Tikhanovskaya said it was up to foreign political leaders levying sanctions against Belarus, including EU leaders, to decide if Lukashenko should personally face sanctions. And she paused for a long while when asked if Lukashenko should be brought to justice before an international tribunal in The Hague.
“You know, I think I am not ready to answer this question openly because I think that at the moment at least, at the moment, it’s the responsibility of the Belarusian people to stand for their freedom, for their rights. And you know I have to think over your question, because I never thought about this problem from this point of view. Hmm. Hmm. Hmm, I will think it over.”
She said the decision by Lukashenko’s regime to strip the credentials of many foreign journalists was indicative of the government’s effort to hide evidence of police violence and other abuses. And she said opposition forces would remain peaceful and were willing to negotiate with anyone in a position to bring about a new round of free, fair elections.
She also defended her decision to leave for Lithuania, saying it was necessary not only for her personal safety but has allowed her to communicate with international leaders and publicize the plight of her supporters. Still, despite expressing gratitude for the support of outside powers, she urged that Belarus be allowed to stand on its own.
“We are peaceful people and we don’t want anything except to solve this problem,” she said. “We want these people to go away and to build our country with a new president. It’s not about geopolitics. It’s our internal affair and we ask for respect of our sovereignty.
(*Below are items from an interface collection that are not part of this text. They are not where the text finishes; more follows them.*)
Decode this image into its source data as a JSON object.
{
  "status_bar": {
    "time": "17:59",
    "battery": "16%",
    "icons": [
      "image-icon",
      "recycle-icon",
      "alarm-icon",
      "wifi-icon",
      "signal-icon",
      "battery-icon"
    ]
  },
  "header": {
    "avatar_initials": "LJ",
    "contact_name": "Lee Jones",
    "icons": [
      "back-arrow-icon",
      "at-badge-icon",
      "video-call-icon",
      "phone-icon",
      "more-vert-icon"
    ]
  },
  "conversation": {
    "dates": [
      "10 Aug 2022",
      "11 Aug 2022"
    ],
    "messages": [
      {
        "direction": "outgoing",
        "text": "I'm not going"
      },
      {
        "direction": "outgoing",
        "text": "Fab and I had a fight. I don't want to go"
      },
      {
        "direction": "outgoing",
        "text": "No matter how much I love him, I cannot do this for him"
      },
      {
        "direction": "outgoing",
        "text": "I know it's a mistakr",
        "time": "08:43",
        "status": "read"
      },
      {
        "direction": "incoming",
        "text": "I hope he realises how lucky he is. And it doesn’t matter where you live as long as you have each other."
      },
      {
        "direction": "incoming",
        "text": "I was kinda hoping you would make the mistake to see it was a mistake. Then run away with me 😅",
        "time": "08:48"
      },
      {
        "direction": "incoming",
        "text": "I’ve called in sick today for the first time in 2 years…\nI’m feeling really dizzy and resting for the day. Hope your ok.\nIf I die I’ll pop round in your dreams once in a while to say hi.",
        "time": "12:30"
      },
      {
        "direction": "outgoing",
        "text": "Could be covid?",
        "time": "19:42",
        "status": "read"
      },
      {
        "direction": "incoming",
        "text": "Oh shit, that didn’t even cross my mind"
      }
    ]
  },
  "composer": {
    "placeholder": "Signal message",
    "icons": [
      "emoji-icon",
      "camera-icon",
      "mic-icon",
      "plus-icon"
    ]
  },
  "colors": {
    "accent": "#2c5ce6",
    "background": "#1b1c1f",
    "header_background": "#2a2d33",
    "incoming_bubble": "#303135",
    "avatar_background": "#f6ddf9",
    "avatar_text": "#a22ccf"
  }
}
We ask every country — but in case we need any kind of help in these negotiations, in case we need mediators, we ask to just be ready to help us.”